DATA EXTRACTS:
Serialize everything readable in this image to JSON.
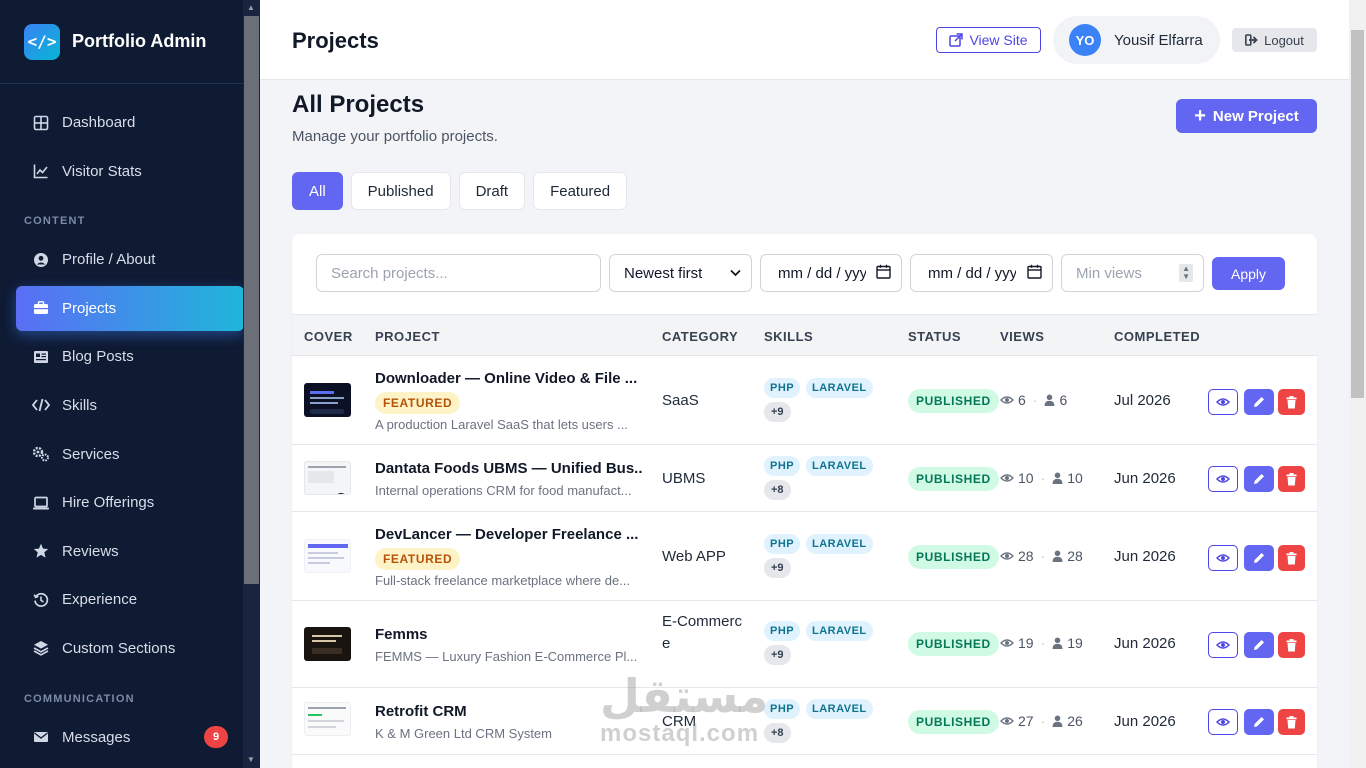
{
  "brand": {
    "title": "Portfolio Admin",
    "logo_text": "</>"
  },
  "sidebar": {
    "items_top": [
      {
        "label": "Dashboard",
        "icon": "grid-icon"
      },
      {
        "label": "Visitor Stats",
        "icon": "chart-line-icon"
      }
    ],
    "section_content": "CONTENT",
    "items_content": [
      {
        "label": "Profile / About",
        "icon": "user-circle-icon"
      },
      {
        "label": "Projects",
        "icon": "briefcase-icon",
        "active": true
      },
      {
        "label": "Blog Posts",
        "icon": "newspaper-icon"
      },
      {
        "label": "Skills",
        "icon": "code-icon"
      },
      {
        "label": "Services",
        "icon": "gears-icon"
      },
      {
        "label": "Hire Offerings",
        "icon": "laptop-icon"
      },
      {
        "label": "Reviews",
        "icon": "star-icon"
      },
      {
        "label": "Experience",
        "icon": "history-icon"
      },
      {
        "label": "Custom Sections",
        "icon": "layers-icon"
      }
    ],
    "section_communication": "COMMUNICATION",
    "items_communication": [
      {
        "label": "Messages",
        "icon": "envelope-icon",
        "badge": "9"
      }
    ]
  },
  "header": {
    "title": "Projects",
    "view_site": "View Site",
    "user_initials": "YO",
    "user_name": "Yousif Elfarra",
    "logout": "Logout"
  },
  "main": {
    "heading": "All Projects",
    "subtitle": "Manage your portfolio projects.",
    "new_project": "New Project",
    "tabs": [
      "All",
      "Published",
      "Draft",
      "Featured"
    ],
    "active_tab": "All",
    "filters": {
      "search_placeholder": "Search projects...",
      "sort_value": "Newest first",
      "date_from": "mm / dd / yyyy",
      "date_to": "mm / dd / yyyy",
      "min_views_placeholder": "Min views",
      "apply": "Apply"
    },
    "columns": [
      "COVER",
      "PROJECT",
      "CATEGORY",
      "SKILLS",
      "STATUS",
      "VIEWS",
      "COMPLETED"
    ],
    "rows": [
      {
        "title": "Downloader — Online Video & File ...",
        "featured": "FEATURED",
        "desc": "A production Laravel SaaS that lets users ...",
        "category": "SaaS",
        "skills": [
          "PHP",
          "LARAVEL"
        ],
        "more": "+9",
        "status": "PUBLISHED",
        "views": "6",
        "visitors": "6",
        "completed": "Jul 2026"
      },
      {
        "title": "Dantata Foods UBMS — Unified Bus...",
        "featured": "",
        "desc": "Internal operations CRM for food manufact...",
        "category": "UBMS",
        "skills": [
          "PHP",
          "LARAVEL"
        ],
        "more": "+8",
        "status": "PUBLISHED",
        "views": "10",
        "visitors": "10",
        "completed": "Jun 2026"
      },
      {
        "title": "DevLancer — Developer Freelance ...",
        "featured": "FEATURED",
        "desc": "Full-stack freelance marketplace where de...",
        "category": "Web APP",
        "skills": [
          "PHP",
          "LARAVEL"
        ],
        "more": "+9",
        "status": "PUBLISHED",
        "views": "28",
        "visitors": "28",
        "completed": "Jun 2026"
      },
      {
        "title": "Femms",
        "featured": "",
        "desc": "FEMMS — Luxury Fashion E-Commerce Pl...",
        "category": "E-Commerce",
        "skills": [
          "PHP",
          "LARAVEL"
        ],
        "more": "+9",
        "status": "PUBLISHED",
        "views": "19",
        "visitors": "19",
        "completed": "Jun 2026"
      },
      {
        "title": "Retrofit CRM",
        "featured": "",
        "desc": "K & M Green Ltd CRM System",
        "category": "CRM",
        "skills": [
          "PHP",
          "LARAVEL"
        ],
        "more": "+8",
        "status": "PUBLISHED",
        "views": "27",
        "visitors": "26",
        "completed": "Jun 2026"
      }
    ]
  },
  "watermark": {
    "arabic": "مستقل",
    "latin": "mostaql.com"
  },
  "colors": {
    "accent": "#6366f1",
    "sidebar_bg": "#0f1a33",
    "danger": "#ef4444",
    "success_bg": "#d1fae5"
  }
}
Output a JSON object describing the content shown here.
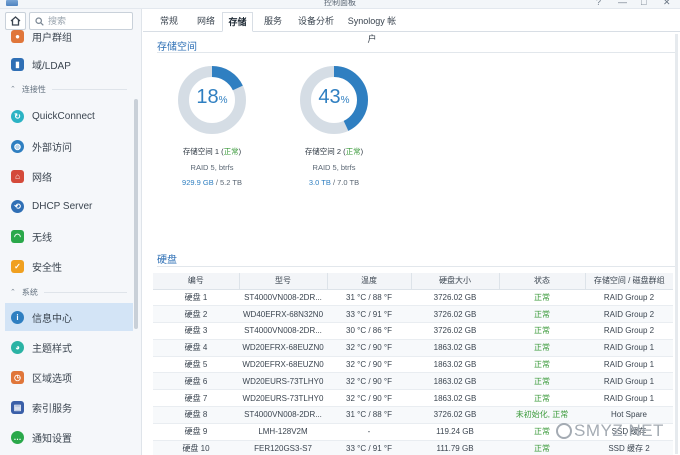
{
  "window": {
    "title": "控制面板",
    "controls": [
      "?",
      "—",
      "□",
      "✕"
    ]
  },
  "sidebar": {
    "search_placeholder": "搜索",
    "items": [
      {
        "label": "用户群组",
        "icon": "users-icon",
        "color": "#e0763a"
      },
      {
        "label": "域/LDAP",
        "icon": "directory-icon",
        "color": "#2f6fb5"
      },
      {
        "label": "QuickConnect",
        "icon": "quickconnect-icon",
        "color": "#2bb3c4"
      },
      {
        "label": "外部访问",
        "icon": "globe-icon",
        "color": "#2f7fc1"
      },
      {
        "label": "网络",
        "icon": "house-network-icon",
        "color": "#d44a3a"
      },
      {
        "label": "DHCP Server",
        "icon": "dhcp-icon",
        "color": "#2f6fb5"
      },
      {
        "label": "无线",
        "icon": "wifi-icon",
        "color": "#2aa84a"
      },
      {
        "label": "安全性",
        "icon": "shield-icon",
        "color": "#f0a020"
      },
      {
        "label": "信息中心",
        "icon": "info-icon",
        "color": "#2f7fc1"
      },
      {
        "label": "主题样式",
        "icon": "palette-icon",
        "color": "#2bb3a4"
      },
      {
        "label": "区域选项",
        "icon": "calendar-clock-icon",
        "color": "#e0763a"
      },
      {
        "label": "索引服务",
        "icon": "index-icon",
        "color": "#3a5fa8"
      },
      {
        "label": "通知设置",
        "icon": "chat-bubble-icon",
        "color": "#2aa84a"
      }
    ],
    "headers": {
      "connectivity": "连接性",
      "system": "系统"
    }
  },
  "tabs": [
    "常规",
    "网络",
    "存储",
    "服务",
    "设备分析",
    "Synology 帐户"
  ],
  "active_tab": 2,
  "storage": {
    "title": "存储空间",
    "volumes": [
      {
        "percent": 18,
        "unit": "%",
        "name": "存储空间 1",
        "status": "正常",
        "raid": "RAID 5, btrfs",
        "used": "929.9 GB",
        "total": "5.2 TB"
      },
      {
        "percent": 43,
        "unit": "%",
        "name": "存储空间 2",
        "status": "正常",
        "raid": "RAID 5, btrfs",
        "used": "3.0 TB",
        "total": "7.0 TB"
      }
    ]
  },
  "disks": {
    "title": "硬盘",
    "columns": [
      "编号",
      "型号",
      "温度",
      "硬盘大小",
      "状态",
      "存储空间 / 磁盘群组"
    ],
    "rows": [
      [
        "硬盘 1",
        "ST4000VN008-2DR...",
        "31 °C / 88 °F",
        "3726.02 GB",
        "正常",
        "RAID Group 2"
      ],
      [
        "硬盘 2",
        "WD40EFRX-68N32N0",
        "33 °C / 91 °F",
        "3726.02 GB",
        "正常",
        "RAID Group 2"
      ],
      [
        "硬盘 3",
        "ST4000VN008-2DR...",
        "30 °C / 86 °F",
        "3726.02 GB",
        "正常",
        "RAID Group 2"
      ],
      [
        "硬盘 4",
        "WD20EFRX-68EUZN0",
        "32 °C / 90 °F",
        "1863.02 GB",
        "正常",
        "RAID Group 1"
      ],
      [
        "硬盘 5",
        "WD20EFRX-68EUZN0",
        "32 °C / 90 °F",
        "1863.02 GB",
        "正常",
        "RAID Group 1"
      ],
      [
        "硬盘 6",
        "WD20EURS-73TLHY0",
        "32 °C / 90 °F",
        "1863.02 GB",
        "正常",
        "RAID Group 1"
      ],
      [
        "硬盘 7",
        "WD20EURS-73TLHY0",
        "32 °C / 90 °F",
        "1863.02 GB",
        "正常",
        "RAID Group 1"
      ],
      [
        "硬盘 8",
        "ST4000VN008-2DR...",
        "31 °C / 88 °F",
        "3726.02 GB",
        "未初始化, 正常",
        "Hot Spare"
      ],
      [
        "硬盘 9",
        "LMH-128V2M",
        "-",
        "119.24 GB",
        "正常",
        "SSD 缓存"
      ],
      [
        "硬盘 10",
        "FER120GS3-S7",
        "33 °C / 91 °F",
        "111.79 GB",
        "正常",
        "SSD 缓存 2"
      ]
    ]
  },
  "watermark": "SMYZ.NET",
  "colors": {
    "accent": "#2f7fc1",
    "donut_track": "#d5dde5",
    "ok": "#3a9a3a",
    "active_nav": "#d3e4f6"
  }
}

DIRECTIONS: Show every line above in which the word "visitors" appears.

WRITTEN RESPONSE:
        "visitors": "6",
        "visitors": "10",
        "visitors": "28",
        "visitors": "19",
        "visitors": "26",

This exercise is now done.